Jurors reached a verdict Wednesday on some counts but not on others in the case of accused terrorism supporter Sami Omar Al-Hussayen (search).

The jury of four men and eight women notified U.S. District Judge Edward Lodge shortly after lunch that they were at an impasse on various charges in the 14 count indictment.

Lodge said they did not identify which of the charges were unresolved.

Al-Hussayen's defense team was assessing an additional instruction Lodge proposed for the jury in an apparent attempt to end the impasse.

The development came on the 6th day of the trial of the 34-year-old Saudi national and University of Idaho (search) graduate student, who is charged with using his online skills to create an Internet network that financed and recruited terrorists for various groups, including the militant Palestinian organization Hamas (search).

His defense team has insisted throughout that he had only volunteered his skills to the Michigan-based Islamic Assembly of North America (search) to maintain its Web sites that promote Islam.

Any radical or subversive material posted on those sites or others somehow linked to them did not reflect Al-Hussayen's views, the attorneys contended, and would be constitutionally protected under the First Amendment anyway. They have pointed out that Al-Hussayen publicly denounced the Sept. 11, 2001, East Coast terror attacks as a leader of the Muslim community in Moscow.

The government has also charged him with four counts of making false statements and seven counts of visa fraud for allegedly trying to hide his association with the assembly.

Al-Hussayen, a member of a prominent Riyadh family whose education was being financed by the Saudi government, has already been declared subject to deportation once the criminal charges against him are resolved. He has continued working on his doctorate since being jailed after his arrest on Feb. 26, 2003.

His wife and three sons returned to Saudi Arabia early this year rather than fight deportation.
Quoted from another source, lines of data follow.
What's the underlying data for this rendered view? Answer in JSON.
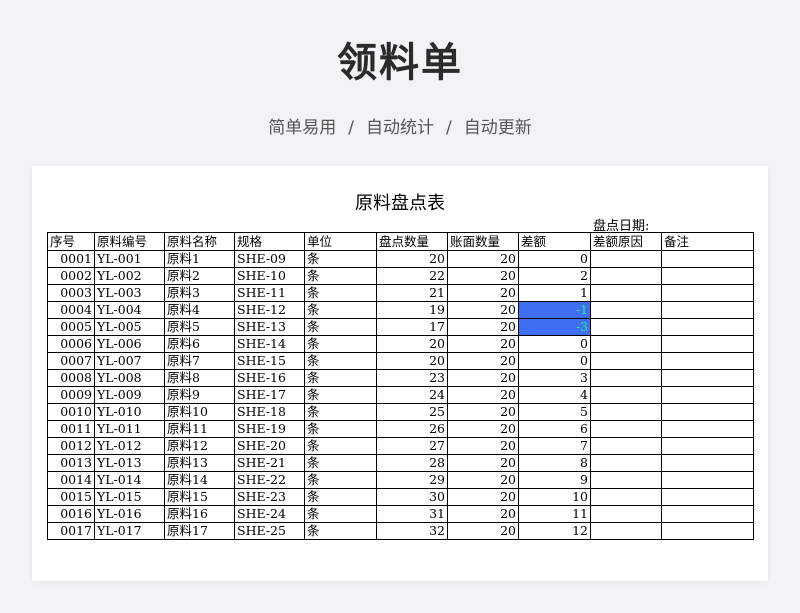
{
  "header": {
    "title": "领料单",
    "features": [
      "简单易用",
      "自动统计",
      "自动更新"
    ],
    "separator": "/"
  },
  "sheet": {
    "title": "原料盘点表",
    "date_label": "盘点日期:",
    "columns": [
      "序号",
      "原料编号",
      "原料名称",
      "规格",
      "单位",
      "盘点数量",
      "账面数量",
      "差额",
      "差额原因",
      "备注"
    ],
    "highlight_color": "#3f6ff2",
    "rows": [
      {
        "no": "0001",
        "code": "YL-001",
        "name": "原料1",
        "spec": "SHE-09",
        "unit": "条",
        "count": "20",
        "book": "20",
        "diff": "0",
        "reason": "",
        "note": ""
      },
      {
        "no": "0002",
        "code": "YL-002",
        "name": "原料2",
        "spec": "SHE-10",
        "unit": "条",
        "count": "22",
        "book": "20",
        "diff": "2",
        "reason": "",
        "note": ""
      },
      {
        "no": "0003",
        "code": "YL-003",
        "name": "原料3",
        "spec": "SHE-11",
        "unit": "条",
        "count": "21",
        "book": "20",
        "diff": "1",
        "reason": "",
        "note": ""
      },
      {
        "no": "0004",
        "code": "YL-004",
        "name": "原料4",
        "spec": "SHE-12",
        "unit": "条",
        "count": "19",
        "book": "20",
        "diff": "-1",
        "reason": "",
        "note": ""
      },
      {
        "no": "0005",
        "code": "YL-005",
        "name": "原料5",
        "spec": "SHE-13",
        "unit": "条",
        "count": "17",
        "book": "20",
        "diff": "-3",
        "reason": "",
        "note": ""
      },
      {
        "no": "0006",
        "code": "YL-006",
        "name": "原料6",
        "spec": "SHE-14",
        "unit": "条",
        "count": "20",
        "book": "20",
        "diff": "0",
        "reason": "",
        "note": ""
      },
      {
        "no": "0007",
        "code": "YL-007",
        "name": "原料7",
        "spec": "SHE-15",
        "unit": "条",
        "count": "20",
        "book": "20",
        "diff": "0",
        "reason": "",
        "note": ""
      },
      {
        "no": "0008",
        "code": "YL-008",
        "name": "原料8",
        "spec": "SHE-16",
        "unit": "条",
        "count": "23",
        "book": "20",
        "diff": "3",
        "reason": "",
        "note": ""
      },
      {
        "no": "0009",
        "code": "YL-009",
        "name": "原料9",
        "spec": "SHE-17",
        "unit": "条",
        "count": "24",
        "book": "20",
        "diff": "4",
        "reason": "",
        "note": ""
      },
      {
        "no": "0010",
        "code": "YL-010",
        "name": "原料10",
        "spec": "SHE-18",
        "unit": "条",
        "count": "25",
        "book": "20",
        "diff": "5",
        "reason": "",
        "note": ""
      },
      {
        "no": "0011",
        "code": "YL-011",
        "name": "原料11",
        "spec": "SHE-19",
        "unit": "条",
        "count": "26",
        "book": "20",
        "diff": "6",
        "reason": "",
        "note": ""
      },
      {
        "no": "0012",
        "code": "YL-012",
        "name": "原料12",
        "spec": "SHE-20",
        "unit": "条",
        "count": "27",
        "book": "20",
        "diff": "7",
        "reason": "",
        "note": ""
      },
      {
        "no": "0013",
        "code": "YL-013",
        "name": "原料13",
        "spec": "SHE-21",
        "unit": "条",
        "count": "28",
        "book": "20",
        "diff": "8",
        "reason": "",
        "note": ""
      },
      {
        "no": "0014",
        "code": "YL-014",
        "name": "原料14",
        "spec": "SHE-22",
        "unit": "条",
        "count": "29",
        "book": "20",
        "diff": "9",
        "reason": "",
        "note": ""
      },
      {
        "no": "0015",
        "code": "YL-015",
        "name": "原料15",
        "spec": "SHE-23",
        "unit": "条",
        "count": "30",
        "book": "20",
        "diff": "10",
        "reason": "",
        "note": ""
      },
      {
        "no": "0016",
        "code": "YL-016",
        "name": "原料16",
        "spec": "SHE-24",
        "unit": "条",
        "count": "31",
        "book": "20",
        "diff": "11",
        "reason": "",
        "note": ""
      },
      {
        "no": "0017",
        "code": "YL-017",
        "name": "原料17",
        "spec": "SHE-25",
        "unit": "条",
        "count": "32",
        "book": "20",
        "diff": "12",
        "reason": "",
        "note": ""
      }
    ]
  }
}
Al-Hussayen has been working from jail to finish his doctorate degree in computer science from the university.